## ACTIVITY
Each entry should be written out again exactly, so that nothing is lost.

Content starts

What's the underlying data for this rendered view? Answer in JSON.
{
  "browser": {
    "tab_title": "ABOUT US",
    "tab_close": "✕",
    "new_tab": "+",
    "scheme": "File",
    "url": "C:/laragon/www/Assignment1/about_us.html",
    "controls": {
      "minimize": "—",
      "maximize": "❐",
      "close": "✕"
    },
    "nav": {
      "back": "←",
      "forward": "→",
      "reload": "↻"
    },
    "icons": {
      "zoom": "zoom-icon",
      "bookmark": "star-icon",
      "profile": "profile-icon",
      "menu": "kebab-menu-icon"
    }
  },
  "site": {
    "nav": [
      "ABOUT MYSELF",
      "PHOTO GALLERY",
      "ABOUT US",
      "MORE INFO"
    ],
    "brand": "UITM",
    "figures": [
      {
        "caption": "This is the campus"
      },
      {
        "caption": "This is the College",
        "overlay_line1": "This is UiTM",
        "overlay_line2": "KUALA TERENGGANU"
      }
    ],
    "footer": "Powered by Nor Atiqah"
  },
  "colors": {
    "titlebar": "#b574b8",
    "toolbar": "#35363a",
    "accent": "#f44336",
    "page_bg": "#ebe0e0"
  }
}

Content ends

## SOLUTION FOR THIS PROBLEM
What's the underlying data for this rendered view? Answer in JSON.
{
  "browser": {
    "tab_title": "ABOUT US",
    "tab_close": "✕",
    "new_tab": "+",
    "scheme": "File",
    "url": "C:/laragon/www/Assignment1/about_us.html",
    "controls": {
      "minimize": "—",
      "maximize": "❐",
      "close": "✕"
    },
    "nav": {
      "back": "←",
      "forward": "→",
      "reload": "↻"
    },
    "icons": {
      "zoom": "zoom-icon",
      "bookmark": "star-icon",
      "profile": "profile-icon",
      "menu": "kebab-menu-icon"
    }
  },
  "site": {
    "nav": [
      "ABOUT MYSELF",
      "PHOTO GALLERY",
      "ABOUT US",
      "MORE INFO"
    ],
    "brand": "UITM",
    "figures": [
      {
        "caption": "This is the campus"
      },
      {
        "caption": "This is the College",
        "overlay_line1": "This is UiTM",
        "overlay_line2": "KUALA TERENGGANU"
      }
    ],
    "footer": "Powered by Nor Atiqah"
  },
  "colors": {
    "titlebar": "#b574b8",
    "toolbar": "#35363a",
    "accent": "#f44336",
    "page_bg": "#ebe0e0"
  }
}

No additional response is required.